Revisiting UCC

“Unscripted” with David Choe


Unexpected connections are the simplest way of describing creativity. In its most basic form, it’s pattern recognition, and at its most complex, it’s a tangled web that humans have become surprisingly great at deconstructing.


Imprint and MAEKAN: Unexpected Connections is about celebrating those who have embraced new intersections around them in both positive and inventive ways.


Our format invites fascinating people from contrasting disciplines to talk and find an unexpected common ground. How does the tattoo artist connect with the sneaker designer? How can designers of different backgrounds link experience to great work?


Unexpected Connections is about the rich opportunity for exploration when two different vantage points are joined together.


Known famously for his controversial antics and the artist who got minted off of a Facebook mural, David Choe’s presence can be described as larger than life. His honesty and self-awareness define him both as an artist and a person and his session at Unexpected Connections did not disappoint. David Choe’s performance was part comedy sketch, part motivational speech. It brought the crowd through a wide range of emotions and left many in attendance with an unforgettable experience.


Editor’s Note: Upon the announcement of David Choe, a MAEKAN reader reached out and expressed surprise in the decision. Below is an excerpt of a reply from Charis Poon regarding the matter.


I’m thankful that you took the time to email us about this subject. I know it’s not always easy to speak up for something that you see as being not right and you saw something that caused you concern and said something. That deserves recognition. I think you were right in saying that to not say something would be a disservice to yourself. I think we would have lost out too, had you not emailed us to bring this to our attention.
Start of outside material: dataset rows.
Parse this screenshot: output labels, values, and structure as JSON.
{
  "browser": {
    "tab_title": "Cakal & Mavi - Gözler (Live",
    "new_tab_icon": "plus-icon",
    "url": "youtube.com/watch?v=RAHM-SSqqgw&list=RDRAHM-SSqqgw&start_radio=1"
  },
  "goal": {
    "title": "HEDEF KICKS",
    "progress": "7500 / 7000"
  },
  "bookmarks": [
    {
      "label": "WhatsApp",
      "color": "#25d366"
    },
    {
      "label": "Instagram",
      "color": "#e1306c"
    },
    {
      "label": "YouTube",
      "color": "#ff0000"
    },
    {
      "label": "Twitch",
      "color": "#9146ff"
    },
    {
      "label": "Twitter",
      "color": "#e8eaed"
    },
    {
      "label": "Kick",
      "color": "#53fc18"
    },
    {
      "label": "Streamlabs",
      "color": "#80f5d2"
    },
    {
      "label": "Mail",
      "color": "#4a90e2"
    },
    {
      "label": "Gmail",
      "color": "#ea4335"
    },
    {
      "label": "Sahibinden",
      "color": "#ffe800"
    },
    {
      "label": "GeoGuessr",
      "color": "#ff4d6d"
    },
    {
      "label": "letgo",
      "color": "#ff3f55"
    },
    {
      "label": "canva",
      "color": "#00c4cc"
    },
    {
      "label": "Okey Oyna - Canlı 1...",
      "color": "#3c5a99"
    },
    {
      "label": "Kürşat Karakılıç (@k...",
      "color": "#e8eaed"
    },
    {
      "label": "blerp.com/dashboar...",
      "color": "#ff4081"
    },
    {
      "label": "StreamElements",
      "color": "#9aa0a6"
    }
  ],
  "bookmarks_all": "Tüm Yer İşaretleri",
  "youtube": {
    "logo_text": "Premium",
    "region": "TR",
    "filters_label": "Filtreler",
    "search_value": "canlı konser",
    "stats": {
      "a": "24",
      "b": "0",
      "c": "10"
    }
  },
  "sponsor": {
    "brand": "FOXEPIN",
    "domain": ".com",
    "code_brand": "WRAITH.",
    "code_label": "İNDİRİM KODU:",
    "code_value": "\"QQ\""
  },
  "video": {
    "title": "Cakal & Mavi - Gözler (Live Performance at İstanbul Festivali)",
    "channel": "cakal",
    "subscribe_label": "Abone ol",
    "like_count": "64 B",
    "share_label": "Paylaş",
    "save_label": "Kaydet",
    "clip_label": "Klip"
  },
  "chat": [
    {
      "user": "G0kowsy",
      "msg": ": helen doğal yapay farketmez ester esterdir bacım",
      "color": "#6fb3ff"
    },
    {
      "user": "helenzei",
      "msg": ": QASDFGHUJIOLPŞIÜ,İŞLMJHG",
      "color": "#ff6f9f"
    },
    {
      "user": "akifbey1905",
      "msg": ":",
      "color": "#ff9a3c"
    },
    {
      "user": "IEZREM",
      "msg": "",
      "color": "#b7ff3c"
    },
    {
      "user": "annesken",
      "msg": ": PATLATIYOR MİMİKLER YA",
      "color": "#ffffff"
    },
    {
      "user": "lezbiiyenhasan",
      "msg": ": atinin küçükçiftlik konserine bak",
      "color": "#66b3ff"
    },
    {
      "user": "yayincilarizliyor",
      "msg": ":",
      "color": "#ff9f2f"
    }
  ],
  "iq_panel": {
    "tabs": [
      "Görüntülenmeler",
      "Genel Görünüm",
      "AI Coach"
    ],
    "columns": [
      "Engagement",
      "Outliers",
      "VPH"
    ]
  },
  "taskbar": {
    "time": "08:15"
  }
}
Even if nothing outwardly changes in the lineup or the events of that day, the fact that you, myself, Eugene, and the MAEKAN team can wrestle with this information and have a (most likely to be inconclusive) discussion about it is valuable. Eugene and I have always said we want to be comfortable with being wrong, and when finding we’re wrong be able to graciously recognize that, and do what we can to change the ways we think and approach things for the better.


I can not give any additional clarity on the current state of David Choe’s mind or heart or actions. I do not know any better than you whether he’s remorseful or how he’s working on processing his trauma and working to consider women in a healthier way. In this current era, it’s easy to dig up people’s pasts and use that as weapons against them. When I personally consider the subject of forgiveness, I think about the question of who my forgiveness empowers and who my forgiveness might disempower. As you said, there’s no clearly true answer in situations such as these because everyone’s threshold for anger and forgiveness is different. As a collective body, we will not reach a unanimous answer. I think it’s okay that your feeling is that David hasn’t shown remorse and hasn’t made significant visible progress. As a result of those feelings, if you don’t want to attend the conference, I think that makes sense and I respect your decision. Your email has already challenged our assumptions and thinking and that’s an outcome you directly caused. Sometimes that’s as much as we might have the power to do as individuals.

“You are at a fucking convention called Unexpected Connections. Well like, are you gonna meet someone here? Are you going to network? You’re going to connect to someone? The only thing that you should be connecting to is you your true self. Who are you? […]You’re lying to yourself. You’re wearing a mask. You wear all this armor so someone can’t really see you. So I want to stop lying. I want to go to sleep at night like a baby—like a baby in purple pajamas and I don’t want to fucking be bothered by what lies do I have to uphold today. What mask do I have to wear.”